A Foodie’s Guide to Northwest Italy ~ a Travel Top 6™ Travel Guide!

Whilst wandering through the spaghetti of streets, one can not only become lost in the city of Genoa but bamboozled as to what to sample first from the splendour that the city, situated on the coast of the North-West of Italy, has to offer.

Yamas!

My last day in Athens was sadly spent solo, and what remained was to hit up the rest of the tourist sights and do everything left on the list. First up, however, was to get a couple of boxes of that amazing baklava from our first full day. Gesturing again like a mad woman inside the pan-pastry bakery, speaking in English slowly but receiving only Greek replies, I left with about a kilogram of sugary treats in my bag and probably a couple of cavities in my teeth. I attempted to wait for the sun to creep our behind the thick white clouds, the weather having dramatically changed toward the end of the holiday, so I found a nearby cafe and sat outside with an iced coffee and a few pieces of ice-cream baklava. The Chelsea Hotel was the cafe I visited, located just opposite the bakery on a street corner. Inside, there’s a bar, serving up hot drinks in the day and cocktails in the evening, being clearly a great hit with local young …

Ancient History at Your Fingertips ~ Sunday

Nearby to the Ancient Greek Agora you can find Hadrian’s Library and The Roman Agora. The Roman Agora is far less impressive than the Greek version, but of course as a tourist, one must visit everything. This Agora was built in the 1st century by Julius Caesar and Augustus, and has a more spectacular building still intact; the Tower of Winds, the structure featuring a combination of sundials, a water clock, and a wind vane. And at the entrance of the Agora still stands The Gate of Athena Archegetis. After much sightseeing, we were starved, heading toward the neighbourhood of Plaka once again to visit another local-recommended cafe/restaurant “Yiasemi”. Located on the famous steps of Plaka, Yiasemi is tucked in at the side between some other restaurants in the area. Upon entry, there are narrow concrete steps that lead to ledges you can perch on to eat, or further bar stools and ledges or regular tables and chairs.
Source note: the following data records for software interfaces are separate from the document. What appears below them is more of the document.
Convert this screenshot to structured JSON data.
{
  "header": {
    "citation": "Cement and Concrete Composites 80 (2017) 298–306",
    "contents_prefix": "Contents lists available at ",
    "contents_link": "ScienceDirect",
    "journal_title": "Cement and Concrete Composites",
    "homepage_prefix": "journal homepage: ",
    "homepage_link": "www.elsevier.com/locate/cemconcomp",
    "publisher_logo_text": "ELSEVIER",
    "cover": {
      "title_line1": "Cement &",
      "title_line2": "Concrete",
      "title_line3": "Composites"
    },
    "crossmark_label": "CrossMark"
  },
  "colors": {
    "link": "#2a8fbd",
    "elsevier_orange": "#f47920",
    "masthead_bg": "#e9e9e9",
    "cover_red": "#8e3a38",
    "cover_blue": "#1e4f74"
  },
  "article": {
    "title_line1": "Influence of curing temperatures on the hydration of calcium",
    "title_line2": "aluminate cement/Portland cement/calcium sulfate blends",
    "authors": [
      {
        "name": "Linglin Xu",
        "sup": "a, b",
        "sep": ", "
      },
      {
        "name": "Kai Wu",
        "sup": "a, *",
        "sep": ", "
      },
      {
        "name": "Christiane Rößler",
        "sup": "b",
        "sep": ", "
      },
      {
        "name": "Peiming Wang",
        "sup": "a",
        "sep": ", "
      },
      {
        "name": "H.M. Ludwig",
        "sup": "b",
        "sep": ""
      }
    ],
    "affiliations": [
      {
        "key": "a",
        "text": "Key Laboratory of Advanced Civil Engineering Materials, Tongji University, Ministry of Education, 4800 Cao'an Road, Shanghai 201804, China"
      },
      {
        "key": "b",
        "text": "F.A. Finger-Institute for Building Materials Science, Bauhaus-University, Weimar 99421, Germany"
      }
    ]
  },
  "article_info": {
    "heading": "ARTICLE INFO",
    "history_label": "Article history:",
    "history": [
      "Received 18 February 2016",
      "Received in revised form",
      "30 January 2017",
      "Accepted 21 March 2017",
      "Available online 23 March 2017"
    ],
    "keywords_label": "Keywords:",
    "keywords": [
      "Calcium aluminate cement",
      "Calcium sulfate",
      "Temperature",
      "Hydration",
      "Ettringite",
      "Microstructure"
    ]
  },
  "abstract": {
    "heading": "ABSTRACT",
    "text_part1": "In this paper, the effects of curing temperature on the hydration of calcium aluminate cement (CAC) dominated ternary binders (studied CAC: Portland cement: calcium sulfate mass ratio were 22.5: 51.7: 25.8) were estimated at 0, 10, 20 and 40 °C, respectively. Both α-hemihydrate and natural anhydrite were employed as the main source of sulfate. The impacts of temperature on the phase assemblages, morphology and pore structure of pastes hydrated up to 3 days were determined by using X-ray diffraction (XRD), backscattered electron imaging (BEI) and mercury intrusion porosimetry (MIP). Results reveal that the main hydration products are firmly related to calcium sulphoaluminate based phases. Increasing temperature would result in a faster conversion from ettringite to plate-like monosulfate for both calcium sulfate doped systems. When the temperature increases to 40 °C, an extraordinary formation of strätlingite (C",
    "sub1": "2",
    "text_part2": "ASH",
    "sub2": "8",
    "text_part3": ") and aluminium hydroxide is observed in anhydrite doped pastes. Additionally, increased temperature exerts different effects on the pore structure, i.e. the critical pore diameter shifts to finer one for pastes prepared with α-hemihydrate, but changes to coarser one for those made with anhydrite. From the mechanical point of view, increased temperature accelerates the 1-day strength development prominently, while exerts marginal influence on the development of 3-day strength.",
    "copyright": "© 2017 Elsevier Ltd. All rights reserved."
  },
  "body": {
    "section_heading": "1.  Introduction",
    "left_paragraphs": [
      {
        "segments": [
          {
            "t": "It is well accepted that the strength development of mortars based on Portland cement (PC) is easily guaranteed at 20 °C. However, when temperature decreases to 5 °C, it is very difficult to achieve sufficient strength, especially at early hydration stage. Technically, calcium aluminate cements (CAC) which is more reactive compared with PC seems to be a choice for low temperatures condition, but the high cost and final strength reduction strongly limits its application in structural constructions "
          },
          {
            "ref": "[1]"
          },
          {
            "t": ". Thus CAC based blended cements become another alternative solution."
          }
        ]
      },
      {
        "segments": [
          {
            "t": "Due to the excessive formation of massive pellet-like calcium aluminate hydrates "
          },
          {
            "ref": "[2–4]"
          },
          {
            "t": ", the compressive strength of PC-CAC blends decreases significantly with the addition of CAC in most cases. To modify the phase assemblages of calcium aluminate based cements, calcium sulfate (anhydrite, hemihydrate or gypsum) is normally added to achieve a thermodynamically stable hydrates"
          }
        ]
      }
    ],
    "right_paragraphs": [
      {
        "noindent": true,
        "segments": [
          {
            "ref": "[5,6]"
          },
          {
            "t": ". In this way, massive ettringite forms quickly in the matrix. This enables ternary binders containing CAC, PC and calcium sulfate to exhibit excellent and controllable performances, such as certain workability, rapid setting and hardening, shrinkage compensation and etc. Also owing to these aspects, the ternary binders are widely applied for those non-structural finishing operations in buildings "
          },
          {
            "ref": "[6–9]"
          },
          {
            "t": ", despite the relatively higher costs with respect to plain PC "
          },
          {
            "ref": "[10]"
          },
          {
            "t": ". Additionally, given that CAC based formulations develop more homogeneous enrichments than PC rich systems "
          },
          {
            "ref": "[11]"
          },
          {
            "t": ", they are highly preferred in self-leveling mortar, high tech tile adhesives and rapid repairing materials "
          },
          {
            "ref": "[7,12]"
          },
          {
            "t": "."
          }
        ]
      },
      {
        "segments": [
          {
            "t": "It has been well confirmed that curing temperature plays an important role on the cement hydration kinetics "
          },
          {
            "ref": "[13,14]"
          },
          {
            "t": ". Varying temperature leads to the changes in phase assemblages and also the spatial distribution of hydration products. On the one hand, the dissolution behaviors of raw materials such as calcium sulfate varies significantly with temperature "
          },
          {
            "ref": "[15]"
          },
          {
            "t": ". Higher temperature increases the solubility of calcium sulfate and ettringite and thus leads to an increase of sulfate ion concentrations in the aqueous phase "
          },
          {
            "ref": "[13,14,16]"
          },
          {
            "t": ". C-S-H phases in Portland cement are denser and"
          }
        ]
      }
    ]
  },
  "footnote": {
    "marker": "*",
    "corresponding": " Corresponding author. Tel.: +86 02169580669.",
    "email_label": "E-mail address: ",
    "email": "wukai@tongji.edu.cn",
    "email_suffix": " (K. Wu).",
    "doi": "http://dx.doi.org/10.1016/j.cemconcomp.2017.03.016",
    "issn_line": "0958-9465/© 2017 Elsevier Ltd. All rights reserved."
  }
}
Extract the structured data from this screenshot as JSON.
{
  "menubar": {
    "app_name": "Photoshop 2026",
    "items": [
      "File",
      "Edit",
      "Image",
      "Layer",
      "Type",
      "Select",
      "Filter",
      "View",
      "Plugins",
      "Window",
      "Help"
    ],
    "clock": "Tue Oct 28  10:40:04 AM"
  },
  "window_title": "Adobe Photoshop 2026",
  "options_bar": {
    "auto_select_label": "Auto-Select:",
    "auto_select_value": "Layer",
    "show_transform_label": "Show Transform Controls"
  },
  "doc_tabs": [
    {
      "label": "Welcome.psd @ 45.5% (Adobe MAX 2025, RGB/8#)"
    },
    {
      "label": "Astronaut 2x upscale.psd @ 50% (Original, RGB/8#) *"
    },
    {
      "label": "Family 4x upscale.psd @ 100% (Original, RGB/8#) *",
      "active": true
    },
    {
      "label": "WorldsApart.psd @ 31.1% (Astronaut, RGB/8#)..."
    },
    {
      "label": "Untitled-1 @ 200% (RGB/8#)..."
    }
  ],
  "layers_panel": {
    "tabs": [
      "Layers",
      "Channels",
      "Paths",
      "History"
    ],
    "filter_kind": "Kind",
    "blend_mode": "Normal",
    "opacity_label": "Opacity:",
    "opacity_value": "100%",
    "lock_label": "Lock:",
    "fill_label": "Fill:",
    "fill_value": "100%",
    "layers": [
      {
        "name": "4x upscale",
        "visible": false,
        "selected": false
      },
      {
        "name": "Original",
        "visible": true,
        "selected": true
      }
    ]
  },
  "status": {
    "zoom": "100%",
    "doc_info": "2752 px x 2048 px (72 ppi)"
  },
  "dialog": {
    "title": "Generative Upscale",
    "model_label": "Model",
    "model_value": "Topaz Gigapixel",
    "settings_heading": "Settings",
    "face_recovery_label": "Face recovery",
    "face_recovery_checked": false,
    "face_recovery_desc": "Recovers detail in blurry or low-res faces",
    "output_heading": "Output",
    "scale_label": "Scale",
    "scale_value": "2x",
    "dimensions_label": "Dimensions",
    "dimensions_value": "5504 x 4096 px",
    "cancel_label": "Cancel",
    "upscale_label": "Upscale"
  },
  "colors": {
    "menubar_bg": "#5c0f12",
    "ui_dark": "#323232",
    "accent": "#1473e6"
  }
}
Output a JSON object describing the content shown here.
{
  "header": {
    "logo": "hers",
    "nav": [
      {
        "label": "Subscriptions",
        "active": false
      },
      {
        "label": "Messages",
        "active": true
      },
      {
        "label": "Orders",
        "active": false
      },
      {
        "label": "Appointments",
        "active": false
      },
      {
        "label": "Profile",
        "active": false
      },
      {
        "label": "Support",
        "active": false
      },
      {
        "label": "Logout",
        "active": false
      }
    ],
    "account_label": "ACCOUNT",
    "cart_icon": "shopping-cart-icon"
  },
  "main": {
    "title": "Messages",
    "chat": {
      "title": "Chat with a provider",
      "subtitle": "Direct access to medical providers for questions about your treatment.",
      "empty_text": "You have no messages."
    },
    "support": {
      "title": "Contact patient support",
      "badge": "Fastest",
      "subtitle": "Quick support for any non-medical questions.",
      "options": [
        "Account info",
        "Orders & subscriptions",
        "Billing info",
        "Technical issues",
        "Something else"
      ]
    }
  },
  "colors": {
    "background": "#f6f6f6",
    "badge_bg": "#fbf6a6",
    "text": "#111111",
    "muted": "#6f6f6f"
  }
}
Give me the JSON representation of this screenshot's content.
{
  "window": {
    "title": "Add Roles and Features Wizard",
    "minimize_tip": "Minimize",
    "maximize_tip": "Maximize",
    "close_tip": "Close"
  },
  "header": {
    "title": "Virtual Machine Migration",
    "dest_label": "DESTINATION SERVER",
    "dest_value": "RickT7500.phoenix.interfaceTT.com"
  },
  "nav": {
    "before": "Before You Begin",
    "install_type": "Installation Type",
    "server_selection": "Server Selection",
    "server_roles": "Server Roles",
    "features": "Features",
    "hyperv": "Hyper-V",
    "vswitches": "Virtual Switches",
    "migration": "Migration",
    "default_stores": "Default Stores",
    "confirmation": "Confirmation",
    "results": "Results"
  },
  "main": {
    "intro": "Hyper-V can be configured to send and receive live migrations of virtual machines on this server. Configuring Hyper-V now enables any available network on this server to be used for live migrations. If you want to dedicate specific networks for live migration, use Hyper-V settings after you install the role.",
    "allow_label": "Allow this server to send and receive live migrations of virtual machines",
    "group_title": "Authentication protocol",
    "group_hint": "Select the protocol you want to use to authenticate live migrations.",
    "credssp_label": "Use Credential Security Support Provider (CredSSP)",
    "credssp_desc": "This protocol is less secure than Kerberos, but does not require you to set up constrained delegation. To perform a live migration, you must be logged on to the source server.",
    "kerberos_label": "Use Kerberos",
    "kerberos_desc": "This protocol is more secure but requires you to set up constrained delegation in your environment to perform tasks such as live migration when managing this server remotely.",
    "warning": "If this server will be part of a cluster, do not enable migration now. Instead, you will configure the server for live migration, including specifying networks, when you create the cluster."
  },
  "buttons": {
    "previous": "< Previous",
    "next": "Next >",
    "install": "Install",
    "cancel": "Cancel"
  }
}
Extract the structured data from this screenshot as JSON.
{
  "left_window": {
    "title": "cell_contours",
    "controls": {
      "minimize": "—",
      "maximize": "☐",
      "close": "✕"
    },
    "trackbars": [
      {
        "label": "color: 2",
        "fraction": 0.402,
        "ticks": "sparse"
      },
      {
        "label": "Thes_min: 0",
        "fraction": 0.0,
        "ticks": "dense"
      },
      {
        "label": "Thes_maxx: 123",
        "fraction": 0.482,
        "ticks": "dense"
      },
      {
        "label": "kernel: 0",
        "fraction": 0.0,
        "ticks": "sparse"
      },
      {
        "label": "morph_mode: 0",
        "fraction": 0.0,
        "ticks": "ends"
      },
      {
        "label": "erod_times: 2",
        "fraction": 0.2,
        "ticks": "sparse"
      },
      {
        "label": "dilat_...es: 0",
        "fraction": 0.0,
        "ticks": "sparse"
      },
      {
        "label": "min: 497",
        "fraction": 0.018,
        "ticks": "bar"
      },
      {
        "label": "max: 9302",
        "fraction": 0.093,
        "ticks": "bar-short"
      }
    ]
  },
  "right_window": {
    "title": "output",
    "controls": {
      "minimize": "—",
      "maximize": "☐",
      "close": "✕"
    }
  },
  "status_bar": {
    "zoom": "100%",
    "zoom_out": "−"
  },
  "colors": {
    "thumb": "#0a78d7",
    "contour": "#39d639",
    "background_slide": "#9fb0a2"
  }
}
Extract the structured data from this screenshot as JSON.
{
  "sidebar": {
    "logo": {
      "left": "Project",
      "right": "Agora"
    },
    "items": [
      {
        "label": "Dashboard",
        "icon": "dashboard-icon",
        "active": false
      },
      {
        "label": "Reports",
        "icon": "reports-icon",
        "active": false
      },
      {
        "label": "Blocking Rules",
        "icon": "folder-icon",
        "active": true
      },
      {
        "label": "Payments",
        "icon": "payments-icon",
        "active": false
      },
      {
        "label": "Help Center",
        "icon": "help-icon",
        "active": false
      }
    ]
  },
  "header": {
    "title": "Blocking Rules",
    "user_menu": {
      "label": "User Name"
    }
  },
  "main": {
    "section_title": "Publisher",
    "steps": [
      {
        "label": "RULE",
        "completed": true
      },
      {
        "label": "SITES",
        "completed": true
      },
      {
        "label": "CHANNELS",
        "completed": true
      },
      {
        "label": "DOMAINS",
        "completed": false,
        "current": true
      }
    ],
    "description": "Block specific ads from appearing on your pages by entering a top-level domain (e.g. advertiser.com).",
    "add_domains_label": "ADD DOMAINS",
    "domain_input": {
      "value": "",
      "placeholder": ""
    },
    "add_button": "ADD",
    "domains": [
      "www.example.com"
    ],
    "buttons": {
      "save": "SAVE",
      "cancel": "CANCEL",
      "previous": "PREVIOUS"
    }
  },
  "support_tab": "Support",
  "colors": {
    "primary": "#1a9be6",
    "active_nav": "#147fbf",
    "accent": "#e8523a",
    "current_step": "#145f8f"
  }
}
The ceiling rose high above and the walls were covered in the most beautiful array of vibrant green plants. Through different …